In this world, I helped Celestine to rake her yard, and I worked with her to clean the graves of her siblings. I was even privileged enough to be asked to help her make her famous pecan cake. She was no longer physically able to stir the batter, but she was plenty sharp enough to see that I was not sifting the flour correctly. I wrote letters to her and called her when I was out of town, and was happy every time I heard her say “Hello” in that musical, lilting voice.

Celestine was very proud of her family, and she loved to tell stories about them. As she wove her magic in words and began showing me the faces of her people, the idea for the fabric collage project was born. Over the next year, I recorded most of my visits with Celestine. She loaned me her family photograph albums and I scanned the photos into my computer. I manipulated the images with an arts program and transformed the old black and white photos into sepia tone images that resembled paintings. I kept many of the images clear so the persons could be easily identified. Others, I allowed to become obscure. I wanted to not only present her family, but also to suggest the many contemporaries and community members whose names are now forgotten. I wanted the piece to be not only a family history, but a cultural commentary as well.

With the images in place on the collage, I began selecting the stories I wanted to include. I created the cloth “pages” of text on my computer as well, and decided to arrange the text into five general areas. In one area I presented Celestine’s personal story, and in another I told her family stories. In the third area I told her stories about living with racism, and in the fourth I presented the important place that religion held in their lives. The fifth section of the collage centered on cultural stories. When these elements were in place, my remaining task was to come up with a painted design which would pull the whole piece together and provide a border. I chose an African mudcloth design to represent Celestine’s African and Choctaw heritage. Both of these cultures favored the use of strong geometric designs in their art.

I finished the collage shortly before Celestine’s death. My good friend Ellis Anderson and Celestine’s great nephew Wesley helped me haul it into her bedroom. Ellis and I stood on chairs to hold it up for her to see. Celestine was thrilled with the collage, and talked of how it was such a wonderful testament to her family. There was laughter and joy in that room, as well as a few tears shed. I made a promise to Celestine that day; I told her that I was going to do my best to see the collage end up in a public place, so that her story could be told.

Celestine died less than two weeks later. Before her death, she told me that her great epiphany in life had happened to her in the twilight of her days on earth. She felt a deep satisfaction that the color of a person’s skin no longer meant what it had for many of the years of her life. She said that as a young person, she never would have dreamed of seeing the day when she would have so many friends of all races.
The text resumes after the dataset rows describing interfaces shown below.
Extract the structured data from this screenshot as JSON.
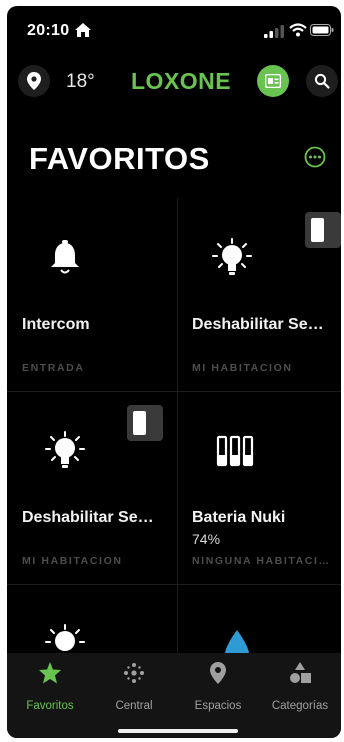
{
  "status_bar": {
    "time": "20:10"
  },
  "header": {
    "temperature": "18°",
    "logo": "LOXONE"
  },
  "page_title": "FAVORITOS",
  "tiles": [
    {
      "name": "Intercom",
      "room": "ENTRADA",
      "icon": "bell-icon"
    },
    {
      "name": "Deshabilitar Se…",
      "room": "MI HABITACION",
      "icon": "lightbulb-icon"
    },
    {
      "name": "Deshabilitar Se…",
      "room": "MI HABITACION",
      "icon": "lightbulb-icon"
    },
    {
      "name": "Bateria Nuki",
      "value": "74%",
      "room": "NINGUNA HABITACI…",
      "icon": "battery-bars-icon"
    },
    {
      "icon": "lightbulb-icon"
    },
    {
      "icon": "water-drop-icon"
    }
  ],
  "tabs": [
    {
      "label": "Favoritos",
      "icon": "star-icon",
      "active": true
    },
    {
      "label": "Central",
      "icon": "central-dots-icon",
      "active": false
    },
    {
      "label": "Espacios",
      "icon": "location-pin-icon",
      "active": false
    },
    {
      "label": "Categorías",
      "icon": "categories-icon",
      "active": false
    }
  ],
  "colors": {
    "accent": "#69c350",
    "background": "#000000",
    "room_label": "#4d4d4d"
  }
}
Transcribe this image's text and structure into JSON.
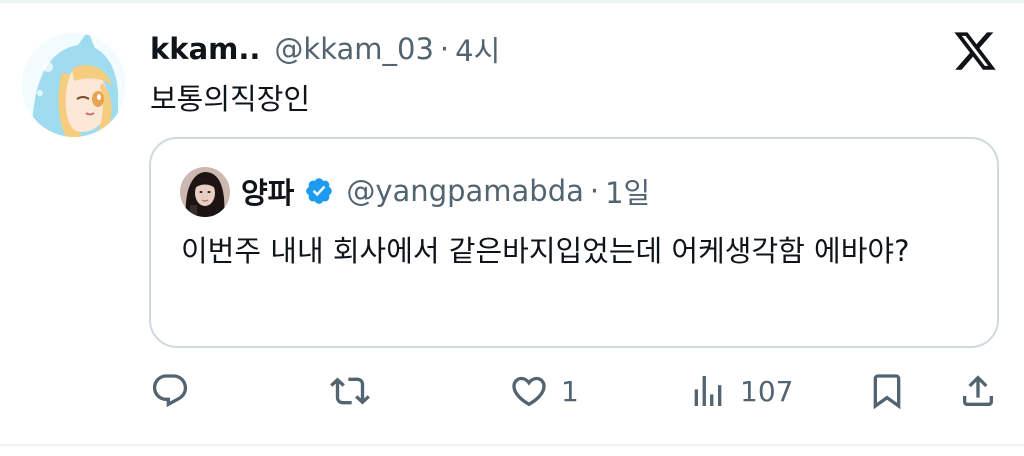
{
  "tweet": {
    "display_name": "kkam..",
    "handle": "@kkam_03",
    "separator": "·",
    "time": "4시",
    "text": "보통의직장인"
  },
  "quoted": {
    "display_name": "양파",
    "handle": "@yangpamabda",
    "separator": "·",
    "time": "1일",
    "text": "이번주 내내 회사에서 같은바지입었는데 어케생각함 에바야?"
  },
  "actions": {
    "like_count": "1",
    "view_count": "107"
  },
  "icons": [
    "x-logo-icon",
    "verified-icon",
    "reply-icon",
    "retweet-icon",
    "like-icon",
    "views-icon",
    "bookmark-icon",
    "share-icon"
  ],
  "colors": {
    "text": "#0f1419",
    "secondary": "#536471",
    "verified": "#1d9bf0",
    "border": "#cfd9de"
  }
}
I feel incredibly fortunate that she counted me as one of those friends.

And so the stories of Celestine’s life will be traveling to their new home in our country’s national museum. As I looked around at the people who gathered to bid the collage farewell, I reflected upon how happy I was to be able to fulfill the promise I had made to her. I also felt a profound appreciation for the support and encouragement I had received from so many friends along the way. Without that support, I knew that there would not have been an occasion to celebrate. I know that Celestine would be joining me in expressing our thanks to all of you.

1 comment:

mildredskid said...

Thank you so much Lori for your beautiful quilt. I posted a photo of it on my flickr account so my friends and family can see it there. My mother is Aunt Teenie's neice. My grandmother was Elise Labat Webster of Meridian, Miss.
I met Aunt Teenie as a child and I remember her as being a wonderful person, she was so kind to my brother and I. I am amazed that I have the family history to share with my 8 children and 7 grandchildren.